(Cairo came out in like 2007, so a) it is obviously set in a very different Egypt, and b) the consensus seems to be that Wilson has tackled those problems.)
So Cairo the actual story is not as good as Cairo the modern 1,001-Nights fantasy concept. But that's OK! It was still a fun read, and on this blog we have a very special place for books that are full of good ideas but don't necessarily cohere as single works of art. And that place is: The Swipe File! Let's do this:
- People grow an intoxicating drug in the wilderness. Animals graze on it and wander around high.
- "The jinn have a right to the empty places."
- A wounded soldier accidentally strays into enemy(?) territory.
- "How is life as a wandering mystic?"
- "There is another river beneath the Nile and it flows backwards."
- A randomly-looted item turns out to be the important McGuffin.
- Water drips upward (fine, Prince of Darkness, but it's still cool).
- Jinn can fuck with probability, but they can't make anything because that's God's deal.
- A door within a labyrinth is visible only to some.
- "I am Nar, well-dressed drug lord and magician."
- Knowledge of mythology and tradition allows explorers to intuit the dungeon map.
- "The wanderer who knocks in the cold hour before dawn, keeper of small horrors and subduer of great ones." That is a pretty good demon name.
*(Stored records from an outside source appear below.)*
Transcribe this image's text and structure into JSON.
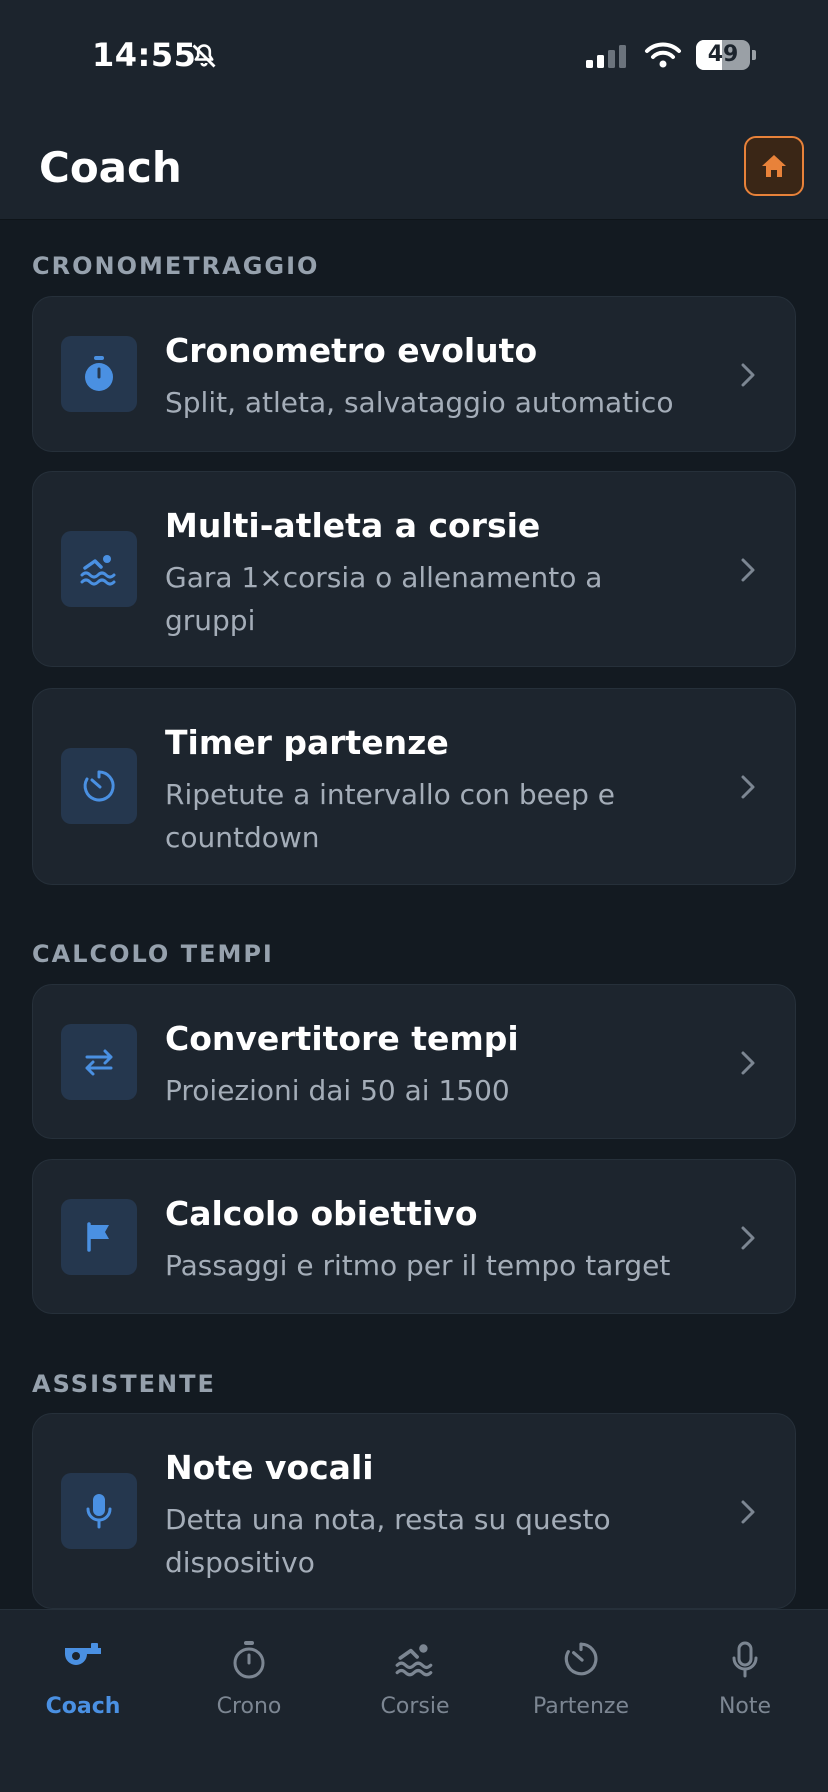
{
  "status_bar": {
    "time": "14:55",
    "battery": "49",
    "battery_level": 0.49
  },
  "header": {
    "title": "Coach",
    "home_icon": "home-icon"
  },
  "colors": {
    "accent": "#4a90e2",
    "home_accent": "#e8823a",
    "background": "#131a21",
    "card": "#1d252e"
  },
  "sections": [
    {
      "title": "CRONOMETRAGGIO",
      "items": [
        {
          "title": "Cronometro evoluto",
          "subtitle": "Split, atleta, salvataggio automatico",
          "icon": "stopwatch-icon"
        },
        {
          "title": "Multi-atleta a corsie",
          "subtitle": "Gara 1×corsia o allenamento a gruppi",
          "icon": "swimmer-icon"
        },
        {
          "title": "Timer partenze",
          "subtitle": "Ripetute a intervallo con beep e countdown",
          "icon": "timer-icon"
        }
      ]
    },
    {
      "title": "CALCOLO TEMPI",
      "items": [
        {
          "title": "Convertitore tempi",
          "subtitle": "Proiezioni dai 50 ai 1500",
          "icon": "swap-arrows-icon"
        },
        {
          "title": "Calcolo obiettivo",
          "subtitle": "Passaggi e ritmo per il tempo target",
          "icon": "flag-icon"
        }
      ]
    },
    {
      "title": "ASSISTENTE",
      "items": [
        {
          "title": "Note vocali",
          "subtitle": "Detta una nota, resta su questo dispositivo",
          "icon": "microphone-icon"
        }
      ]
    }
  ],
  "tabs": [
    {
      "label": "Coach",
      "icon": "whistle-icon",
      "active": true
    },
    {
      "label": "Crono",
      "icon": "stopwatch-icon",
      "active": false
    },
    {
      "label": "Corsie",
      "icon": "swimmer-icon",
      "active": false
    },
    {
      "label": "Partenze",
      "icon": "timer-icon",
      "active": false
    },
    {
      "label": "Note",
      "icon": "microphone-icon",
      "active": false
    }
  ]
}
So there you go. Inspiration is everywhere, and I definitely got my £1.95 worth out of this book. And even though I wasn't totally thrilled with it, I will definitely check out that Ms Marvel run to see how the author tackles a superhero character.